- What is needed -
Copy the listing exactly as given. Omit every picture.

Start of Supplied material

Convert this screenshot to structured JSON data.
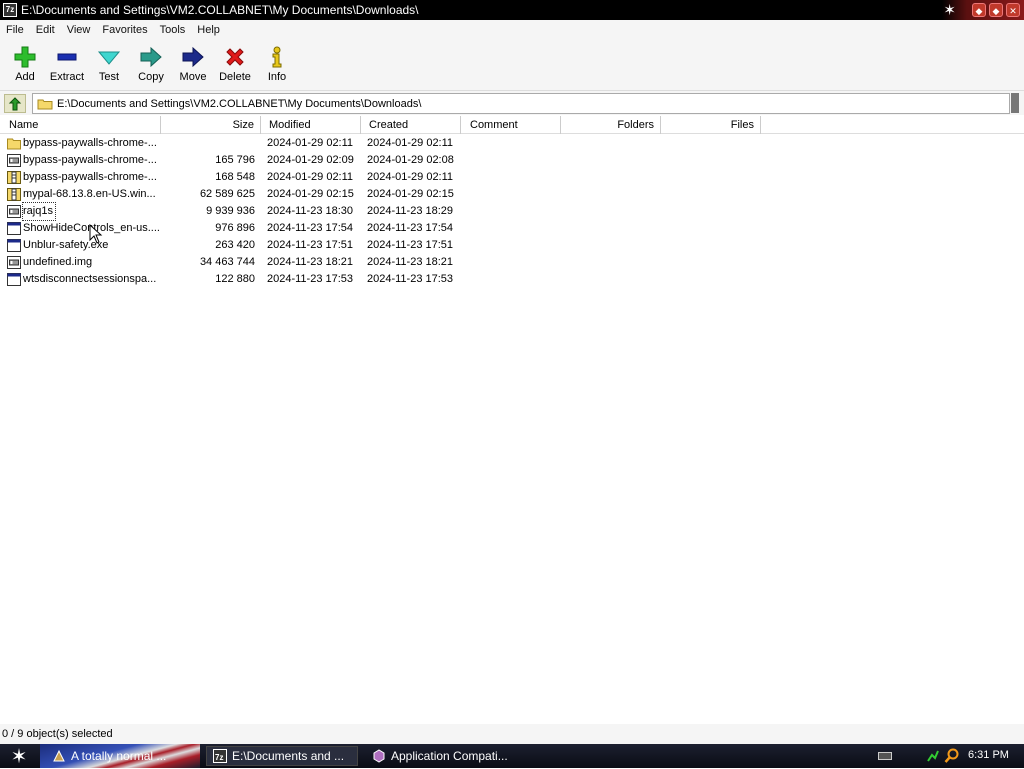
{
  "window": {
    "title": "E:\\Documents and Settings\\VM2.COLLABNET\\My Documents\\Downloads\\",
    "app_icon_text": "7z"
  },
  "menu": [
    "File",
    "Edit",
    "View",
    "Favorites",
    "Tools",
    "Help"
  ],
  "toolbar": {
    "add": "Add",
    "extract": "Extract",
    "test": "Test",
    "copy": "Copy",
    "move": "Move",
    "delete": "Delete",
    "info": "Info"
  },
  "address": {
    "path": "E:\\Documents and Settings\\VM2.COLLABNET\\My Documents\\Downloads\\"
  },
  "columns": {
    "name": "Name",
    "size": "Size",
    "modified": "Modified",
    "created": "Created",
    "comment": "Comment",
    "folders": "Folders",
    "files": "Files"
  },
  "files": [
    {
      "name": "bypass-paywalls-chrome-...",
      "size": "",
      "modified": "2024-01-29 02:11",
      "created": "2024-01-29 02:11",
      "icon": "folder-icon"
    },
    {
      "name": "bypass-paywalls-chrome-...",
      "size": "165 796",
      "modified": "2024-01-29 02:09",
      "created": "2024-01-29 02:08",
      "icon": "disk-image-icon"
    },
    {
      "name": "bypass-paywalls-chrome-...",
      "size": "168 548",
      "modified": "2024-01-29 02:11",
      "created": "2024-01-29 02:11",
      "icon": "zip-icon"
    },
    {
      "name": "mypal-68.13.8.en-US.win...",
      "size": "62 589 625",
      "modified": "2024-01-29 02:15",
      "created": "2024-01-29 02:15",
      "icon": "zip-icon"
    },
    {
      "name": "rajq1s",
      "size": "9 939 936",
      "modified": "2024-11-23 18:30",
      "created": "2024-11-23 18:29",
      "icon": "disk-image-icon"
    },
    {
      "name": "ShowHideControls_en-us....",
      "size": "976 896",
      "modified": "2024-11-23 17:54",
      "created": "2024-11-23 17:54",
      "icon": "window-app-icon"
    },
    {
      "name": "Unblur-safety.exe",
      "size": "263 420",
      "modified": "2024-11-23 17:51",
      "created": "2024-11-23 17:51",
      "icon": "window-app-icon"
    },
    {
      "name": "undefined.img",
      "size": "34 463 744",
      "modified": "2024-11-23 18:21",
      "created": "2024-11-23 18:21",
      "icon": "disk-image-icon"
    },
    {
      "name": "wtsdisconnectsessionspa...",
      "size": "122 880",
      "modified": "2024-11-23 17:53",
      "created": "2024-11-23 17:53",
      "icon": "window-app-icon"
    }
  ],
  "status": {
    "text": "0 / 9 object(s) selected"
  },
  "taskbar": {
    "items": [
      "A totally normal ...",
      "E:\\Documents and ...",
      "Application Compati..."
    ],
    "clock": "6:31 PM"
  }
}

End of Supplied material

- Solution to this problem -
Convert this screenshot to structured JSON data.
{
  "window": {
    "title": "E:\\Documents and Settings\\VM2.COLLABNET\\My Documents\\Downloads\\",
    "app_icon_text": "7z"
  },
  "menu": [
    "File",
    "Edit",
    "View",
    "Favorites",
    "Tools",
    "Help"
  ],
  "toolbar": {
    "add": "Add",
    "extract": "Extract",
    "test": "Test",
    "copy": "Copy",
    "move": "Move",
    "delete": "Delete",
    "info": "Info"
  },
  "address": {
    "path": "E:\\Documents and Settings\\VM2.COLLABNET\\My Documents\\Downloads\\"
  },
  "columns": {
    "name": "Name",
    "size": "Size",
    "modified": "Modified",
    "created": "Created",
    "comment": "Comment",
    "folders": "Folders",
    "files": "Files"
  },
  "files": [
    {
      "name": "bypass-paywalls-chrome-...",
      "size": "",
      "modified": "2024-01-29 02:11",
      "created": "2024-01-29 02:11",
      "icon": "folder-icon"
    },
    {
      "name": "bypass-paywalls-chrome-...",
      "size": "165 796",
      "modified": "2024-01-29 02:09",
      "created": "2024-01-29 02:08",
      "icon": "disk-image-icon"
    },
    {
      "name": "bypass-paywalls-chrome-...",
      "size": "168 548",
      "modified": "2024-01-29 02:11",
      "created": "2024-01-29 02:11",
      "icon": "zip-icon"
    },
    {
      "name": "mypal-68.13.8.en-US.win...",
      "size": "62 589 625",
      "modified": "2024-01-29 02:15",
      "created": "2024-01-29 02:15",
      "icon": "zip-icon"
    },
    {
      "name": "rajq1s",
      "size": "9 939 936",
      "modified": "2024-11-23 18:30",
      "created": "2024-11-23 18:29",
      "icon": "disk-image-icon"
    },
    {
      "name": "ShowHideControls_en-us....",
      "size": "976 896",
      "modified": "2024-11-23 17:54",
      "created": "2024-11-23 17:54",
      "icon": "window-app-icon"
    },
    {
      "name": "Unblur-safety.exe",
      "size": "263 420",
      "modified": "2024-11-23 17:51",
      "created": "2024-11-23 17:51",
      "icon": "window-app-icon"
    },
    {
      "name": "undefined.img",
      "size": "34 463 744",
      "modified": "2024-11-23 18:21",
      "created": "2024-11-23 18:21",
      "icon": "disk-image-icon"
    },
    {
      "name": "wtsdisconnectsessionspa...",
      "size": "122 880",
      "modified": "2024-11-23 17:53",
      "created": "2024-11-23 17:53",
      "icon": "window-app-icon"
    }
  ],
  "status": {
    "text": "0 / 9 object(s) selected"
  },
  "taskbar": {
    "items": [
      "A totally normal ...",
      "E:\\Documents and ...",
      "Application Compati..."
    ],
    "clock": "6:31 PM"
  }
}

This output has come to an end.